Plastic may make our life cheaper and in some cases, easier, but its impact on our health and our environment is significant.  

Thursday, April 5, 2018


In one of the iconic scenes from the 1967 movie The Graduate, the character played by Dustin Hoffman gets a word of advice from one of his father’s friend about his future. "Ben, I want to say one word to you. Just one word: Are you listening? Plastics, Ben. Plastics.”

There’s probably no way that author Charles Webb or screenwriters Buck Henry and Calder Willingham could have known how prescient that line was, but today, the same advice could be given to many college graduates, but with a completely different meaning. 

In 1967, the word “plastic” was understood to mean something modern, advanced, wonderful. In the 1980s the word “plastic” carried a pejorative connotation, used to describe something cheap or flimsy. 

Today, the word plastic has taken on a new meaning: a worldwide pollutant. Plastic litters our streets, our parking lots and our beaches. It collects in giant gyers in our oceans, and now has been discovered in our drinking water, including our bottled drinking water. Plastic fibers from our clothes fill our lakes and rivers, and fish caught in some of our most pristine lakes have flesh filled with synthetic plastic fibers. 

This is a worldwide problem, and it won’t be solved overnight. But let’s start with this: be aware of the plastic around you, and do something every day to help stop the growing problem. Pick up a plastic bag or water bottle off the street. Recycle every possible piece of plastic you can. Bring your own bag to the store to avoid using single-use plastic bags. 

Today’s college grads may have a future in plastic, but that future will be figuring out a way to get ourselves out of the plastic mess we’ve gotten ourselves into. 

Wednesday, April 4, 2018

Green Body: Color Without Worry

Fear of grey hair seems to be a common phobia, right up there with fear of sharks. Unfortunately, numerous scientific studies have indicated a strong link between permanent hair dye and diseases such as bladder cancer, multiple myeloma (cancer of the blood cells) and non-Hodgkin's lymphoma. 
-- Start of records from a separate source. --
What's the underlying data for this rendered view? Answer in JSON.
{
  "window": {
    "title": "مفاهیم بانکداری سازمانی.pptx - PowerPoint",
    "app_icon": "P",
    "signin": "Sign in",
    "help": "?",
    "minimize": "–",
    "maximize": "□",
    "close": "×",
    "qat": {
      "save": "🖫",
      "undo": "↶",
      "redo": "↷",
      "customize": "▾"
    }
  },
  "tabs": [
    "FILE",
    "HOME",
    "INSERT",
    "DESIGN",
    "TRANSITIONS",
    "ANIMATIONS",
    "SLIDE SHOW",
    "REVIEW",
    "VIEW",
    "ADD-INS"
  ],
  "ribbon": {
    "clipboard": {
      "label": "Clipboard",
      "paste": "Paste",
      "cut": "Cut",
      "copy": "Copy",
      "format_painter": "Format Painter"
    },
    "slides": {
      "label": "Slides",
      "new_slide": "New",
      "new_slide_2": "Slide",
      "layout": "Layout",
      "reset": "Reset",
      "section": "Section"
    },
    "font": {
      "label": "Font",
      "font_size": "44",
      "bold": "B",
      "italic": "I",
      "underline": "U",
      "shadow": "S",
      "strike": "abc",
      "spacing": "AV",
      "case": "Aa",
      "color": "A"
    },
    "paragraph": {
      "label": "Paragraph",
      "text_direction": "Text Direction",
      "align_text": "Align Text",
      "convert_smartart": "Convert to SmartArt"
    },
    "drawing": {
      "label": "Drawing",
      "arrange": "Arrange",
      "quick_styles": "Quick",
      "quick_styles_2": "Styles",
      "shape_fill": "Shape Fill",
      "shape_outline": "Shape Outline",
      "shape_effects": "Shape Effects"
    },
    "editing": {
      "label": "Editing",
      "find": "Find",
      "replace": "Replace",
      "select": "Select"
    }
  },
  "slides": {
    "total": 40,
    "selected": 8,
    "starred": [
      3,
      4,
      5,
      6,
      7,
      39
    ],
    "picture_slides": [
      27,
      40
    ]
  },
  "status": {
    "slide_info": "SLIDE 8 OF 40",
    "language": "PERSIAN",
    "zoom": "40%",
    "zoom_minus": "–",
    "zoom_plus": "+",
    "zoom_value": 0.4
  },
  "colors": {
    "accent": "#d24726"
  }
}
What to do? 

Don’t despair about your hair! Safe and beautiful vegetable-based hair dyes such as Herbatint and Naturtint are growing in popularity. Like the well known henna products which have been around for years, these products have no health risks associated with their use, and they leave your hair soft and manageable. 

If your hair salon doesn’t carry non-toxic hair coloring products yet, bring your own next time you go.  Learn more at http://grassrootsinfo.org/personalcare.php